  3. Tailor your stories: Consider your audience when determining the level of detail to include in your answers. Recruiters may not have technical knowledge, so you would simplify technical language to ensure they understand the main points. However, when speaking with hiring managers or other technical stakeholders, it is important to provide more technical details to demonstrate your expertise and hands-on experience in the specific area. Be adaptable and adjust your narrative throughout the interview process based on who you are talking to.
  4. Keep it concise: It is important to keep your answers concise and to the point. Adhering to the "two-minute rule" will ensure that you are able to effectively communicate your key points without overwhelming the interviewer with too much information. Practice your answers out loud and time yourself to be sure you’re able to present your information clearly within two minutes. Remember, interviewers appreciate candidates who can articulate their thoughts well and separate important details from less relevant information.
  5. Ask for feedback: After providing your answers, it is a good practice to ask the interviewer if they have a clear understanding of how you would handle the situation or if they need any further details. This shows that you are attentive to the interviewer's needs and are open to providing additional information if necessary. If the interviewer asks a follow-up question, listen carefully to ensure you understand the specific focus of the question, and respond directly and concisely.

Situational Interview Sample Questions

  1. Describe a time when you had to work under pressure to meet a deadline. How did you handle it and what was the outcome?
  2. Tell me about a situation where you faced a conflict with a colleague. What happened?
  3. Share an example of a difficult decision you had to make at work. What factors did you consider and how did you reach a conclusion?
  4. Describe a time when you had to adapt to a major change in the workplace. How did you manage the change and what were the results?
  5. Tell me about a situation where you identified a problem and took the initiative to solve it. What steps did you take and what was the outcome?

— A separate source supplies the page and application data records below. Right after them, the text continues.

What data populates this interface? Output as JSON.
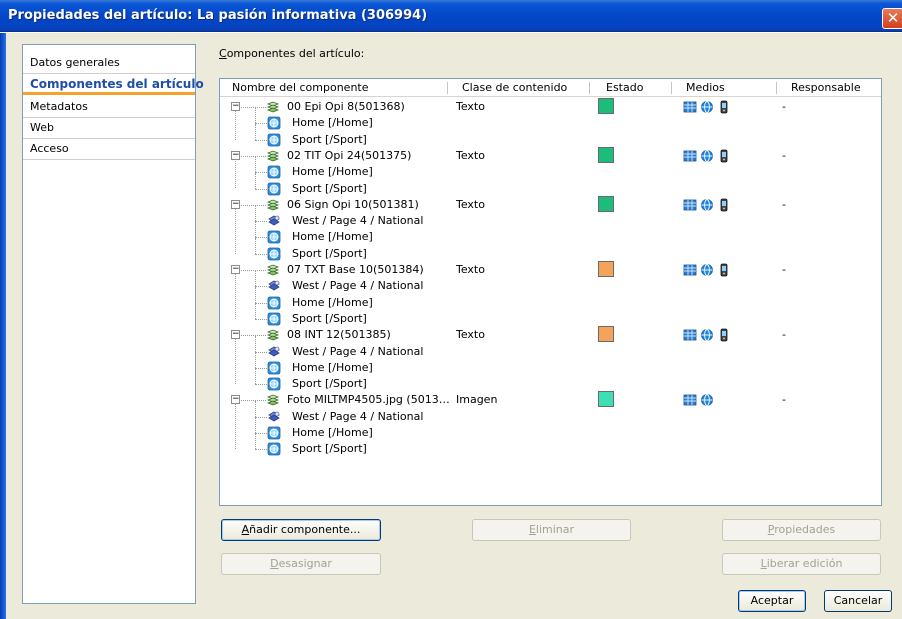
{
  "window": {
    "title": "Propiedades del artículo: La pasión informativa (306994)",
    "close_glyph": "✕"
  },
  "sidebar": {
    "items": [
      {
        "label": "Datos generales",
        "selected": false
      },
      {
        "label": "Componentes del artículo",
        "selected": true
      },
      {
        "label": "Metadatos",
        "selected": false
      },
      {
        "label": "Web",
        "selected": false
      },
      {
        "label": "Acceso",
        "selected": false
      }
    ]
  },
  "section": {
    "label_first": "C",
    "label_rest": "omponentes del artículo:"
  },
  "table": {
    "columns": [
      "Nombre del componente",
      "Clase de contenido",
      "Estado",
      "Medios",
      "Responsable"
    ],
    "rows": [
      {
        "type": "parent",
        "name": "00 Epi Opi 8(501368)",
        "content_class": "Texto",
        "status_color": "#1cbc7a",
        "media": [
          "grid-icon",
          "globe-icon",
          "mobile-icon"
        ],
        "responsable": "-"
      },
      {
        "type": "child",
        "name": "Home [/Home]",
        "icon": "web-icon"
      },
      {
        "type": "child",
        "name": "Sport [/Sport]",
        "icon": "web-icon"
      },
      {
        "type": "parent",
        "name": "02 TIT Opi 24(501375)",
        "content_class": "Texto",
        "status_color": "#1cbc7a",
        "media": [
          "grid-icon",
          "globe-icon",
          "mobile-icon"
        ],
        "responsable": "-"
      },
      {
        "type": "child",
        "name": "Home [/Home]",
        "icon": "web-icon"
      },
      {
        "type": "child",
        "name": "Sport [/Sport]",
        "icon": "web-icon"
      },
      {
        "type": "parent",
        "name": "06 Sign Opi 10(501381)",
        "content_class": "Texto",
        "status_color": "#1cbc7a",
        "media": [
          "grid-icon",
          "globe-icon",
          "mobile-icon"
        ],
        "responsable": "-"
      },
      {
        "type": "child",
        "name": "West / Page 4 / National",
        "icon": "page-icon"
      },
      {
        "type": "child",
        "name": "Home [/Home]",
        "icon": "web-icon"
      },
      {
        "type": "child",
        "name": "Sport [/Sport]",
        "icon": "web-icon"
      },
      {
        "type": "parent",
        "name": "07 TXT Base 10(501384)",
        "content_class": "Texto",
        "status_color": "#f4a35a",
        "media": [
          "grid-icon",
          "globe-icon",
          "mobile-icon"
        ],
        "responsable": "-"
      },
      {
        "type": "child",
        "name": "West / Page 4 / National",
        "icon": "page-icon"
      },
      {
        "type": "child",
        "name": "Home [/Home]",
        "icon": "web-icon"
      },
      {
        "type": "child",
        "name": "Sport [/Sport]",
        "icon": "web-icon"
      },
      {
        "type": "parent",
        "name": "08 INT 12(501385)",
        "content_class": "Texto",
        "status_color": "#f4a35a",
        "media": [
          "grid-icon",
          "globe-icon",
          "mobile-icon"
        ],
        "responsable": "-"
      },
      {
        "type": "child",
        "name": "West / Page 4 / National",
        "icon": "page-icon"
      },
      {
        "type": "child",
        "name": "Home [/Home]",
        "icon": "web-icon"
      },
      {
        "type": "child",
        "name": "Sport [/Sport]",
        "icon": "web-icon"
      },
      {
        "type": "parent",
        "name": "Foto MILTMP4505.jpg (5013…",
        "content_class": "Imagen",
        "status_color": "#3de0b4",
        "media": [
          "grid-icon",
          "globe-icon"
        ],
        "responsable": "-"
      },
      {
        "type": "child",
        "name": "West / Page 4 / National",
        "icon": "page-icon"
      },
      {
        "type": "child",
        "name": "Home [/Home]",
        "icon": "web-icon"
      },
      {
        "type": "child",
        "name": "Sport [/Sport]",
        "icon": "web-icon"
      }
    ]
  },
  "buttons": {
    "add_u": "A",
    "add_rest": "ñadir componente...",
    "delete_u": "E",
    "delete_rest": "liminar",
    "props_u": "P",
    "props_rest": "ropiedades",
    "unassign_u": "D",
    "unassign_rest": "esasignar",
    "release_u": "L",
    "release_rest": "iberar edición",
    "accept": "Aceptar",
    "cancel": "Cancelar"
  }
}
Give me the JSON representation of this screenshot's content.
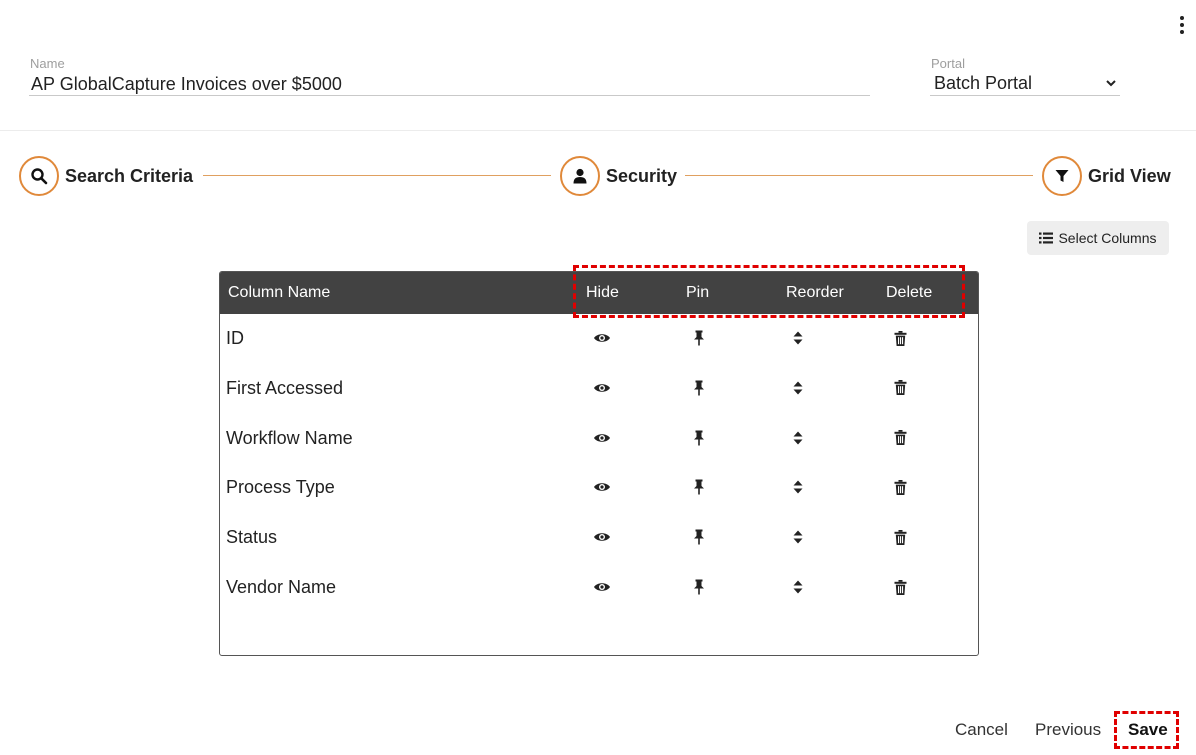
{
  "form": {
    "name_label": "Name",
    "name_value": "AP GlobalCapture Invoices over $5000",
    "portal_label": "Portal",
    "portal_value": "Batch Portal"
  },
  "steps": [
    {
      "label": "Search Criteria",
      "icon": "search-icon"
    },
    {
      "label": "Security",
      "icon": "user-icon"
    },
    {
      "label": "Grid View",
      "icon": "filter-icon"
    }
  ],
  "colors": {
    "accent": "#e0893a",
    "header_bg": "#424242",
    "highlight": "#e00000"
  },
  "select_columns_label": "Select Columns",
  "grid": {
    "headers": {
      "column_name": "Column Name",
      "hide": "Hide",
      "pin": "Pin",
      "reorder": "Reorder",
      "delete": "Delete"
    },
    "rows": [
      {
        "name": "ID"
      },
      {
        "name": "First Accessed"
      },
      {
        "name": "Workflow Name"
      },
      {
        "name": "Process Type"
      },
      {
        "name": "Status"
      },
      {
        "name": "Vendor Name"
      }
    ]
  },
  "footer": {
    "cancel": "Cancel",
    "previous": "Previous",
    "save": "Save"
  }
}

Final Thoughts

By following these tips and practicing your responses to common situational interview questions, you can confidently showcase your skills, experiences, and suitability for the job. Remember to be clear, concise, and adaptable to the needs of your audience.

I’m confident that if you follow these methods, you’ve just increased your chances of success in landing your first choice job. Good luck!